Three key areas of consideration are mentioned. First, the province may need to implement expectations around data capture, including data as it pertains to specific players (e.g., player account details and usage patterns) and more general platform reporting requirements. Second, consumer protection and financial integrity requirements will require operators to implement systems to monitor their platforms for fraud and money laundering. The role that existing payment systems play in supplying those tools will need to be defined. Third, protecting individual gamblers will require building out policies and technical features, such as age verification tools and geo-location capabilities. The discussion paper notes that the eventual framework will include required measures to protect individuals, including prohibitions on certain forms of advertising and minimum requirements for identity verification tools.
Again, the Criminal Code is the key factor in what games will actually be available to play on Ontario’s iGaming platforms. To the extent that they are currently permitted, the discussion paper envisions existing casino-style games (such as slots, blackjack, and roulette) forming the core of the platforms’ offerings, but other types of games are also being considered.
Novelty event wagering—betting on non-sports events—has already been implemented in other provinces and the discussion paper signals that the framework will allow for such betting in Ontario, according to consumer demand.
Peer-to-peer gaming, which includes poker, will also be permitted. More niche versions of these games, including some versions of peer-to-peer sports betting, are also under consideration, although the legality of these offerings will need to be considered in light of the Criminal Code limitations.
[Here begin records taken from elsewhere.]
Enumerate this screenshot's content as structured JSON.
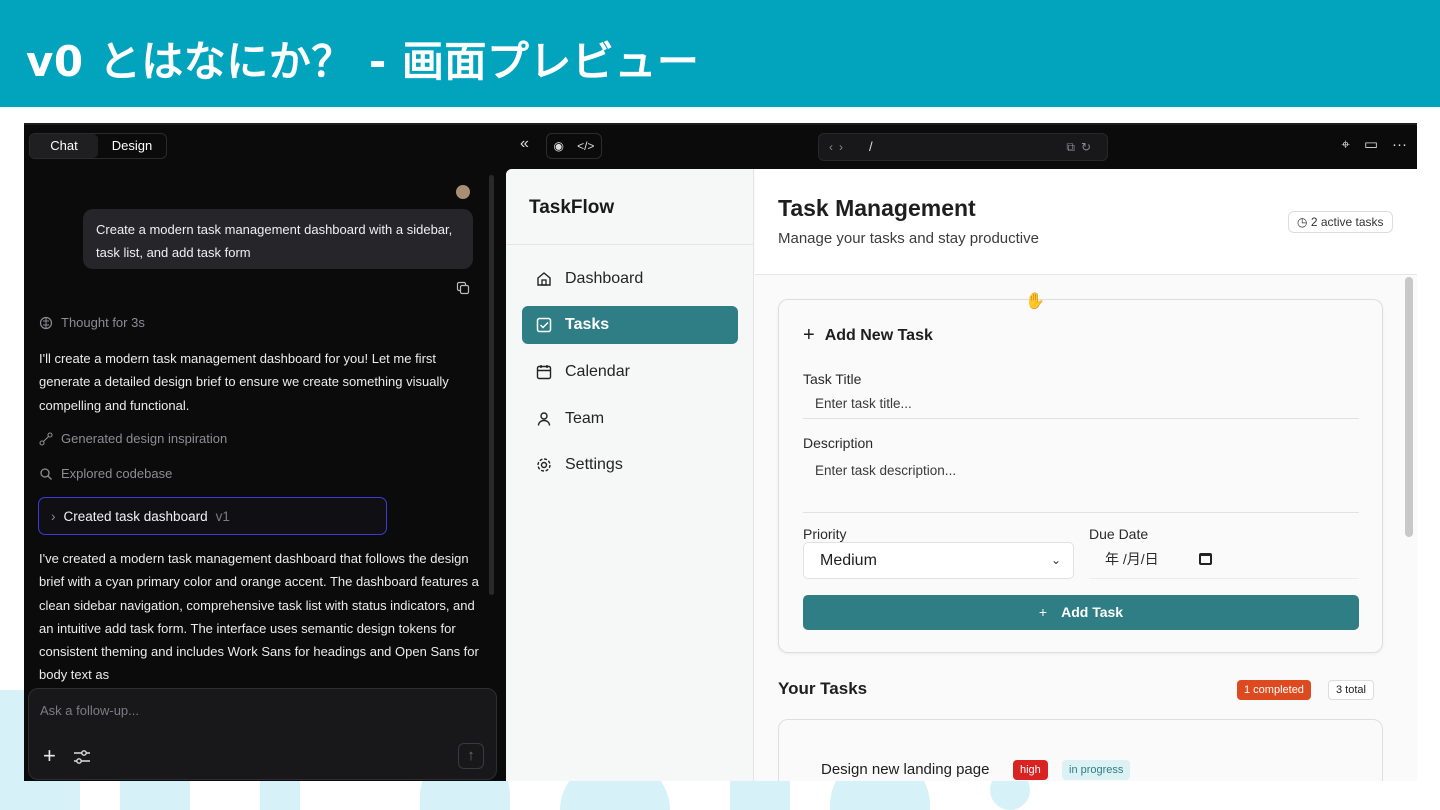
{
  "slide": {
    "title": "v0 とはなにか？ - 画面プレビュー"
  },
  "chat": {
    "tabs": [
      "Chat",
      "Design"
    ],
    "user_message": "Create a modern task management dashboard with a sidebar, task list, and add task form",
    "thought": "Thought for 3s",
    "intro": "I'll create a modern task management dashboard for you! Let me first generate a detailed design brief to ensure we create something visually compelling and functional.",
    "steps": [
      "Generated design inspiration",
      "Explored codebase"
    ],
    "created_label": "Created task dashboard",
    "created_version": "v1",
    "summary": "I've created a modern task management dashboard that follows the design brief with a cyan primary color and orange accent. The dashboard features a clean sidebar navigation, comprehensive task list with status indicators, and an intuitive add task form. The interface uses semantic design tokens for consistent theming and includes Work Sans for headings and Open Sans for body text as",
    "composer_placeholder": "Ask a follow-up..."
  },
  "toolbar": {
    "url_path": "/"
  },
  "app": {
    "brand": "TaskFlow",
    "nav": [
      "Dashboard",
      "Tasks",
      "Calendar",
      "Team",
      "Settings"
    ],
    "title": "Task Management",
    "subtitle": "Manage your tasks and stay productive",
    "active_tasks": "2 active tasks",
    "form": {
      "title": "Add New Task",
      "task_title_label": "Task Title",
      "task_title_placeholder": "Enter task title...",
      "description_label": "Description",
      "description_placeholder": "Enter task description...",
      "priority_label": "Priority",
      "priority_value": "Medium",
      "due_label": "Due Date",
      "due_placeholder": "年 /月/日",
      "submit": "Add Task"
    },
    "tasks": {
      "heading": "Your Tasks",
      "completed": "1 completed",
      "total": "3 total",
      "first_task": "Design new landing page",
      "first_priority": "high",
      "first_status": "in progress"
    }
  },
  "colors": {
    "header": "#01a3bd",
    "primary": "#2f7e85",
    "high": "#d92323",
    "completed": "#dd4a1f"
  }
}
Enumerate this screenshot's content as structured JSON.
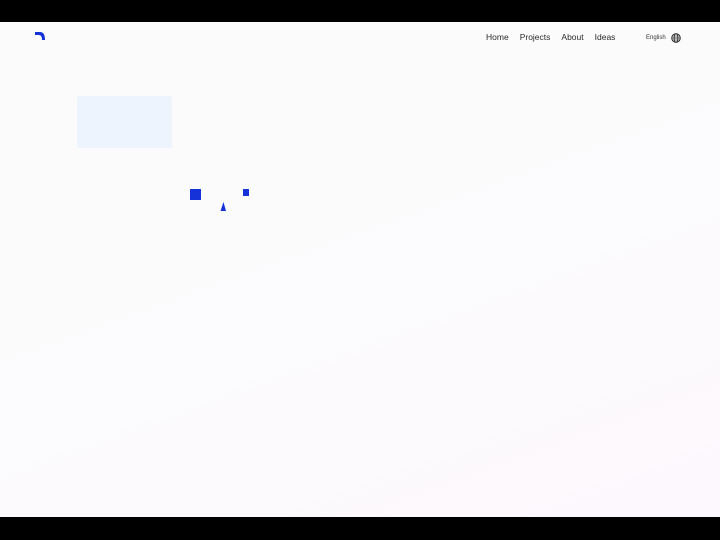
{
  "colors": {
    "accent": "#1531d8",
    "nav_text": "#2a2a2a",
    "placeholder": "#eef4fd",
    "letterbox": "#000000"
  },
  "header": {
    "logo_icon": "brand-arc-icon",
    "nav": {
      "home": "Home",
      "projects": "Projects",
      "about": "About",
      "ideas": "Ideas"
    },
    "language": {
      "label": "English",
      "icon": "globe-icon"
    }
  }
}
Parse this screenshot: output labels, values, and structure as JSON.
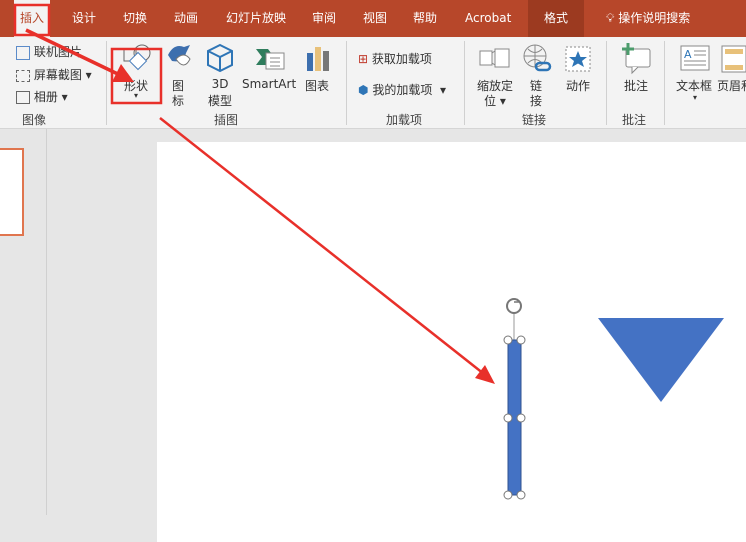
{
  "tabs": [
    "插入",
    "设计",
    "切换",
    "动画",
    "幻灯片放映",
    "审阅",
    "视图",
    "帮助",
    "Acrobat",
    "格式"
  ],
  "tell_me": "操作说明搜索",
  "ribbon": {
    "images_group": {
      "label": "图像",
      "items": [
        "联机图片",
        "屏幕截图",
        "相册"
      ]
    },
    "illustrations_group": {
      "label": "插图",
      "shape": "形状",
      "icons": [
        "图",
        "标"
      ],
      "model3d": [
        "3D",
        "模型"
      ],
      "smartart": "SmartArt",
      "chart": "图表"
    },
    "addins_group": {
      "label": "加载项",
      "get": "获取加载项",
      "mine": "我的加载项"
    },
    "links_group": {
      "label": "链接",
      "zoom": [
        "缩放定",
        "位"
      ],
      "link": [
        "链",
        "接"
      ],
      "action": "动作"
    },
    "comments_group": {
      "label": "批注",
      "comment": "批注"
    },
    "text_group": {
      "textbox": "文本框",
      "header": "页眉和"
    }
  },
  "colors": {
    "accent": "#b7472a",
    "shape": "#4472c4",
    "annotation": "#e8302a"
  }
}
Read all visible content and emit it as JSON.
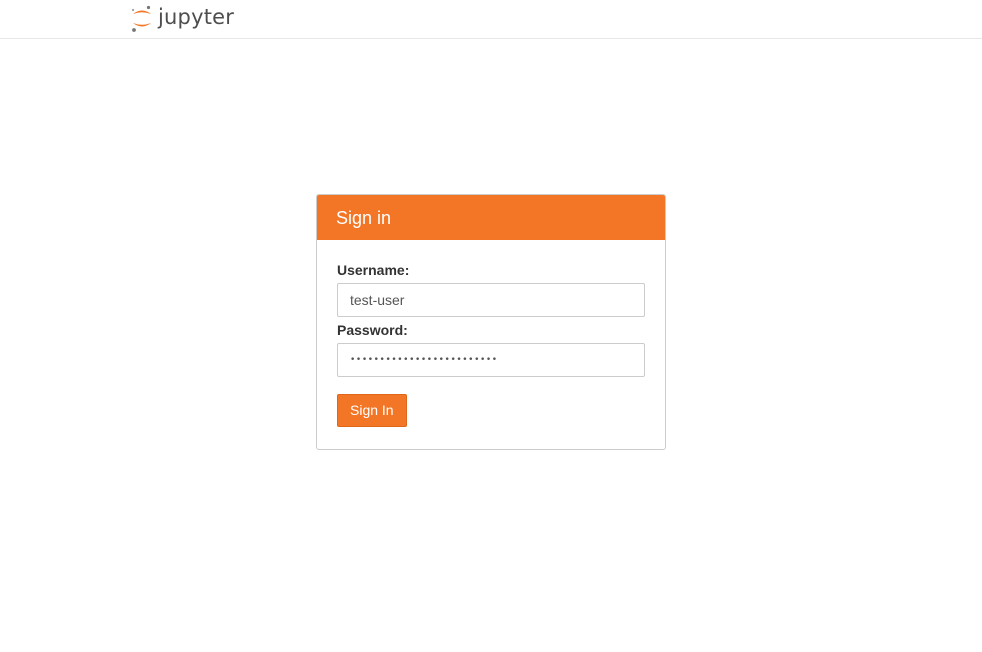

Finally, the biggest potential category that could be added is single event sports betting. While “Parlay”-style betting—bets that depend on the outcome of multiple sporting events—have a long history in Canada, betting on the outcome of single events is illegal for now. However, Bill C-13 An Act to amend the Criminal Code (single event sport betting) is currently under consideration at the federal level and, if passed, it would legalize betting on single sporting events. The discussion paper notes that this would be a major market opportunity in Ontario and that sports betting would be expected to be a major plank in the offerings under an eventual iGaming framework.
The Ontario government is currently soliciting feedback on its proposals. Stakeholders are invited to join virtual discussions that will be held in late March and written feedback may be submitted until April 16.
There are some big questions outstanding that feedback at this phase may affect. For instance, what role existing gaming operators, such as Ontario’s casinos, will play in the move to an iGaming framework is not yet answered. The existing operators are invited to propose roles for themselves, but the government is not considering them to be required partners for new online-only operators that want to build a market in Ontario.
How the new framework addresses the concerns of Indigenous peoples, including those that currently operate gaming sites on their lands, is also not answered in the discussion paper, although the government does invite feedback on this point.
Interested parties should consider intervening now to ensure that their perspectives are incorporated as the government settles on a final framework and begins to move towards a launch of iGaming in Ontario in the coming months.
 Thank you to Taylor West, articling student, for his assistance.